» **Material for this exercise**:

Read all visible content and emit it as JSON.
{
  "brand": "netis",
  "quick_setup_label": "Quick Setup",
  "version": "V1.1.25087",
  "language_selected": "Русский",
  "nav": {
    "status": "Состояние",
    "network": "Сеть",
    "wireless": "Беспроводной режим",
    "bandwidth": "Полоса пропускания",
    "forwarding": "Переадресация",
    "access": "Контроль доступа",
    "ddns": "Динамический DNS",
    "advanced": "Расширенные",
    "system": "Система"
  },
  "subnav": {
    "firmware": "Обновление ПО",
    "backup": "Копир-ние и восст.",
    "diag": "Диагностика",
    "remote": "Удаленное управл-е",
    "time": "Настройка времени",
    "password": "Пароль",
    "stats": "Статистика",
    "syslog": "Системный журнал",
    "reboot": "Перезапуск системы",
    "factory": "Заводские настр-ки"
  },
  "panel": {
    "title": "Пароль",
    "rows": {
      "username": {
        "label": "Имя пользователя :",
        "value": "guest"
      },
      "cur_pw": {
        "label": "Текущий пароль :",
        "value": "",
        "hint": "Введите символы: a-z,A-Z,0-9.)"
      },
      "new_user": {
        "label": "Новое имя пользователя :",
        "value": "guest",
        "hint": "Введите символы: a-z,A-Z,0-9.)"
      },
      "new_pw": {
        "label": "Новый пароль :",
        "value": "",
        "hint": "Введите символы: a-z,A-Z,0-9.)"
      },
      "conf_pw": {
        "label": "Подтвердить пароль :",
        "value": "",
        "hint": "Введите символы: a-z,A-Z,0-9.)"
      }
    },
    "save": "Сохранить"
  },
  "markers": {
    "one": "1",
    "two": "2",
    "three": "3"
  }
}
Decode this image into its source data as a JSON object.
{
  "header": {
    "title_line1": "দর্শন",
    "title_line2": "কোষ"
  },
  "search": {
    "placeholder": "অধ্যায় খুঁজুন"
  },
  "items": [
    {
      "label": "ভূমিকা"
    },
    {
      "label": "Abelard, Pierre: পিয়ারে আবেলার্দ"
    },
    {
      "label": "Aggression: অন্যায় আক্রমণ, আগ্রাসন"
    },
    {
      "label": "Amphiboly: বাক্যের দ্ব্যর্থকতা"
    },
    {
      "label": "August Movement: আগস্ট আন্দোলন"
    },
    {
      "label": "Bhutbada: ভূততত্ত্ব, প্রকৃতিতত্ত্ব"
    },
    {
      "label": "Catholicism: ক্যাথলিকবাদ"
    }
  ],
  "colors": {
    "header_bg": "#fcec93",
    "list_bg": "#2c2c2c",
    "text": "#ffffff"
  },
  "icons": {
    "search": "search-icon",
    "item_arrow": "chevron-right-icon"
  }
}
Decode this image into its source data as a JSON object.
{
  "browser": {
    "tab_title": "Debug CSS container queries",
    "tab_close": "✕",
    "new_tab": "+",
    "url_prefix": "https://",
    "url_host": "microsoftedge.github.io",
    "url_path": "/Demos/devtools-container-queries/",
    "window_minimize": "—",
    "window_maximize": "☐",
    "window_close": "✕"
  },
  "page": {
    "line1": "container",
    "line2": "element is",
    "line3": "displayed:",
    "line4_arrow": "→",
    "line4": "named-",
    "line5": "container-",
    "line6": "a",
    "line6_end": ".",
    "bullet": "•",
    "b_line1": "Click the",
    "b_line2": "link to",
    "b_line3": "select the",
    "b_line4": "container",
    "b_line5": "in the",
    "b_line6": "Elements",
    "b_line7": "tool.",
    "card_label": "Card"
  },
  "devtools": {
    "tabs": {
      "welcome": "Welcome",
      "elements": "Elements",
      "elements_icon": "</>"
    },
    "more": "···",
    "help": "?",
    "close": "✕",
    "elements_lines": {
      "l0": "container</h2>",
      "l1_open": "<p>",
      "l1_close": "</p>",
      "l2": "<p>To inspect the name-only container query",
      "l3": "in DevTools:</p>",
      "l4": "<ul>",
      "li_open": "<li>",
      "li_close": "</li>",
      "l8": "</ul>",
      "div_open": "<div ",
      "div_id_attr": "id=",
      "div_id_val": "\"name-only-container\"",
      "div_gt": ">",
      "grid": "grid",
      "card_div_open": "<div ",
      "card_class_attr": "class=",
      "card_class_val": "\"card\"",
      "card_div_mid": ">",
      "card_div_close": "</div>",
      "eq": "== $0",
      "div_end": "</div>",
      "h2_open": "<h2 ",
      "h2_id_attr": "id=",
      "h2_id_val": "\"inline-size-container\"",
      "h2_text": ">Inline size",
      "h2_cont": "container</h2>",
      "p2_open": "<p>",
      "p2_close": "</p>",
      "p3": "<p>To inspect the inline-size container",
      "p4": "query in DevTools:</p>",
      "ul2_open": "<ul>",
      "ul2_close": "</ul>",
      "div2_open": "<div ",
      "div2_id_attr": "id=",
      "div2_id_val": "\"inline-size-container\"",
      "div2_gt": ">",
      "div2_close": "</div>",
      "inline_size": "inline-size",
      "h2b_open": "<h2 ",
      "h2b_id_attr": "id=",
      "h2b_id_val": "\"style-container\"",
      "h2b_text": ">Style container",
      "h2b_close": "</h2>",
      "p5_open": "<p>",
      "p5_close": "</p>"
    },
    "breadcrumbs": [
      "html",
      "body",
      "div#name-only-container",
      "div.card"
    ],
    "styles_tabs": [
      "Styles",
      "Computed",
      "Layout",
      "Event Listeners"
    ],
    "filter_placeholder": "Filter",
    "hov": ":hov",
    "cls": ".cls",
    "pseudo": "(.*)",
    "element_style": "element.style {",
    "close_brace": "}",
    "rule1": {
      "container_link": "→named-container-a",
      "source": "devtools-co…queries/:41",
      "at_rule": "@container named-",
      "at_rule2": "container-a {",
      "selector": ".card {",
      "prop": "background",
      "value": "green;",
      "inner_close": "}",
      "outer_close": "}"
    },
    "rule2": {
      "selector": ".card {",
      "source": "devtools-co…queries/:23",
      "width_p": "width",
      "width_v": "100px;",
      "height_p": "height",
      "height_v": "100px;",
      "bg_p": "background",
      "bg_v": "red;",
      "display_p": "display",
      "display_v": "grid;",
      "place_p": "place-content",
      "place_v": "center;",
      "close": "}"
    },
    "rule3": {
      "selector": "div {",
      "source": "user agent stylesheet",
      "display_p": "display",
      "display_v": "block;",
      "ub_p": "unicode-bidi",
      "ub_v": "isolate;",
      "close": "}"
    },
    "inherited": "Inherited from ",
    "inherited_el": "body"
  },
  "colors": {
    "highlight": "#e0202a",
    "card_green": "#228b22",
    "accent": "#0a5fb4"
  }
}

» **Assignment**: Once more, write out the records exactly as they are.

» **Solution to this task**:
Read all visible content and emit it as JSON.
{
  "brand": "netis",
  "quick_setup_label": "Quick Setup",
  "version": "V1.1.25087",
  "language_selected": "Русский",
  "nav": {
    "status": "Состояние",
    "network": "Сеть",
    "wireless": "Беспроводной режим",
    "bandwidth": "Полоса пропускания",
    "forwarding": "Переадресация",
    "access": "Контроль доступа",
    "ddns": "Динамический DNS",
    "advanced": "Расширенные",
    "system": "Система"
  },
  "subnav": {
    "firmware": "Обновление ПО",
    "backup": "Копир-ние и восст.",
    "diag": "Диагностика",
    "remote": "Удаленное управл-е",
    "time": "Настройка времени",
    "password": "Пароль",
    "stats": "Статистика",
    "syslog": "Системный журнал",
    "reboot": "Перезапуск системы",
    "factory": "Заводские настр-ки"
  },
  "panel": {
    "title": "Пароль",
    "rows": {
      "username": {
        "label": "Имя пользователя :",
        "value": "guest"
      },
      "cur_pw": {
        "label": "Текущий пароль :",
        "value": "",
        "hint": "Введите символы: a-z,A-Z,0-9.)"
      },
      "new_user": {
        "label": "Новое имя пользователя :",
        "value": "guest",
        "hint": "Введите символы: a-z,A-Z,0-9.)"
      },
      "new_pw": {
        "label": "Новый пароль :",
        "value": "",
        "hint": "Введите символы: a-z,A-Z,0-9.)"
      },
      "conf_pw": {
        "label": "Подтвердить пароль :",
        "value": "",
        "hint": "Введите символы: a-z,A-Z,0-9.)"
      }
    },
    "save": "Сохранить"
  },
  "markers": {
    "one": "1",
    "two": "2",
    "three": "3"
  }
}
Decode this image into its source data as a JSON object.
{
  "header": {
    "title_line1": "দর্শন",
    "title_line2": "কোষ"
  },
  "search": {
    "placeholder": "অধ্যায় খুঁজুন"
  },
  "items": [
    {
      "label": "ভূমিকা"
    },
    {
      "label": "Abelard, Pierre: পিয়ারে আবেলার্দ"
    },
    {
      "label": "Aggression: অন্যায় আক্রমণ, আগ্রাসন"
    },
    {
      "label": "Amphiboly: বাক্যের দ্ব্যর্থকতা"
    },
    {
      "label": "August Movement: আগস্ট আন্দোলন"
    },
    {
      "label": "Bhutbada: ভূততত্ত্ব, প্রকৃতিতত্ত্ব"
    },
    {
      "label": "Catholicism: ক্যাথলিকবাদ"
    }
  ],
  "colors": {
    "header_bg": "#fcec93",
    "list_bg": "#2c2c2c",
    "text": "#ffffff"
  },
  "icons": {
    "search": "search-icon",
    "item_arrow": "chevron-right-icon"
  }
}
Decode this image into its source data as a JSON object.
{
  "browser": {
    "tab_title": "Debug CSS container queries",
    "tab_close": "✕",
    "new_tab": "+",
    "url_prefix": "https://",
    "url_host": "microsoftedge.github.io",
    "url_path": "/Demos/devtools-container-queries/",
    "window_minimize": "—",
    "window_maximize": "☐",
    "window_close": "✕"
  },
  "page": {
    "line1": "container",
    "line2": "element is",
    "line3": "displayed:",
    "line4_arrow": "→",
    "line4": "named-",
    "line5": "container-",
    "line6": "a",
    "line6_end": ".",
    "bullet": "•",
    "b_line1": "Click the",
    "b_line2": "link to",
    "b_line3": "select the",
    "b_line4": "container",
    "b_line5": "in the",
    "b_line6": "Elements",
    "b_line7": "tool.",
    "card_label": "Card"
  },
  "devtools": {
    "tabs": {
      "welcome": "Welcome",
      "elements": "Elements",
      "elements_icon": "</>"
    },
    "more": "···",
    "help": "?",
    "close": "✕",
    "elements_lines": {
      "l0": "container</h2>",
      "l1_open": "<p>",
      "l1_close": "</p>",
      "l2": "<p>To inspect the name-only container query",
      "l3": "in DevTools:</p>",
      "l4": "<ul>",
      "li_open": "<li>",
      "li_close": "</li>",
      "l8": "</ul>",
      "div_open": "<div ",
      "div_id_attr": "id=",
      "div_id_val": "\"name-only-container\"",
      "div_gt": ">",
      "grid": "grid",
      "card_div_open": "<div ",
      "card_class_attr": "class=",
      "card_class_val": "\"card\"",
      "card_div_mid": ">",
      "card_div_close": "</div>",
      "eq": "== $0",
      "div_end": "</div>",
      "h2_open": "<h2 ",
      "h2_id_attr": "id=",
      "h2_id_val": "\"inline-size-container\"",
      "h2_text": ">Inline size",
      "h2_cont": "container</h2>",
      "p2_open": "<p>",
      "p2_close": "</p>",
      "p3": "<p>To inspect the inline-size container",
      "p4": "query in DevTools:</p>",
      "ul2_open": "<ul>",
      "ul2_close": "</ul>",
      "div2_open": "<div ",
      "div2_id_attr": "id=",
      "div2_id_val": "\"inline-size-container\"",
      "div2_gt": ">",
      "div2_close": "</div>",
      "inline_size": "inline-size",
      "h2b_open": "<h2 ",
      "h2b_id_attr": "id=",
      "h2b_id_val": "\"style-container\"",
      "h2b_text": ">Style container",
      "h2b_close": "</h2>",
      "p5_open": "<p>",
      "p5_close": "</p>"
    },
    "breadcrumbs": [
      "html",
      "body",
      "div#name-only-container",
      "div.card"
    ],
    "styles_tabs": [
      "Styles",
      "Computed",
      "Layout",
      "Event Listeners"
    ],
    "filter_placeholder": "Filter",
    "hov": ":hov",
    "cls": ".cls",
    "pseudo": "(.*)",
    "element_style": "element.style {",
    "close_brace": "}",
    "rule1": {
      "container_link": "→named-container-a",
      "source": "devtools-co…queries/:41",
      "at_rule": "@container named-",
      "at_rule2": "container-a {",
      "selector": ".card {",
      "prop": "background",
      "value": "green;",
      "inner_close": "}",
      "outer_close": "}"
    },
    "rule2": {
      "selector": ".card {",
      "source": "devtools-co…queries/:23",
      "width_p": "width",
      "width_v": "100px;",
      "height_p": "height",
      "height_v": "100px;",
      "bg_p": "background",
      "bg_v": "red;",
      "display_p": "display",
      "display_v": "grid;",
      "place_p": "place-content",
      "place_v": "center;",
      "close": "}"
    },
    "rule3": {
      "selector": "div {",
      "source": "user agent stylesheet",
      "display_p": "display",
      "display_v": "block;",
      "ub_p": "unicode-bidi",
      "ub_v": "isolate;",
      "close": "}"
    },
    "inherited": "Inherited from ",
    "inherited_el": "body"
  },
  "colors": {
    "highlight": "#e0202a",
    "card_green": "#228b22",
    "accent": "#0a5fb4"
  }
}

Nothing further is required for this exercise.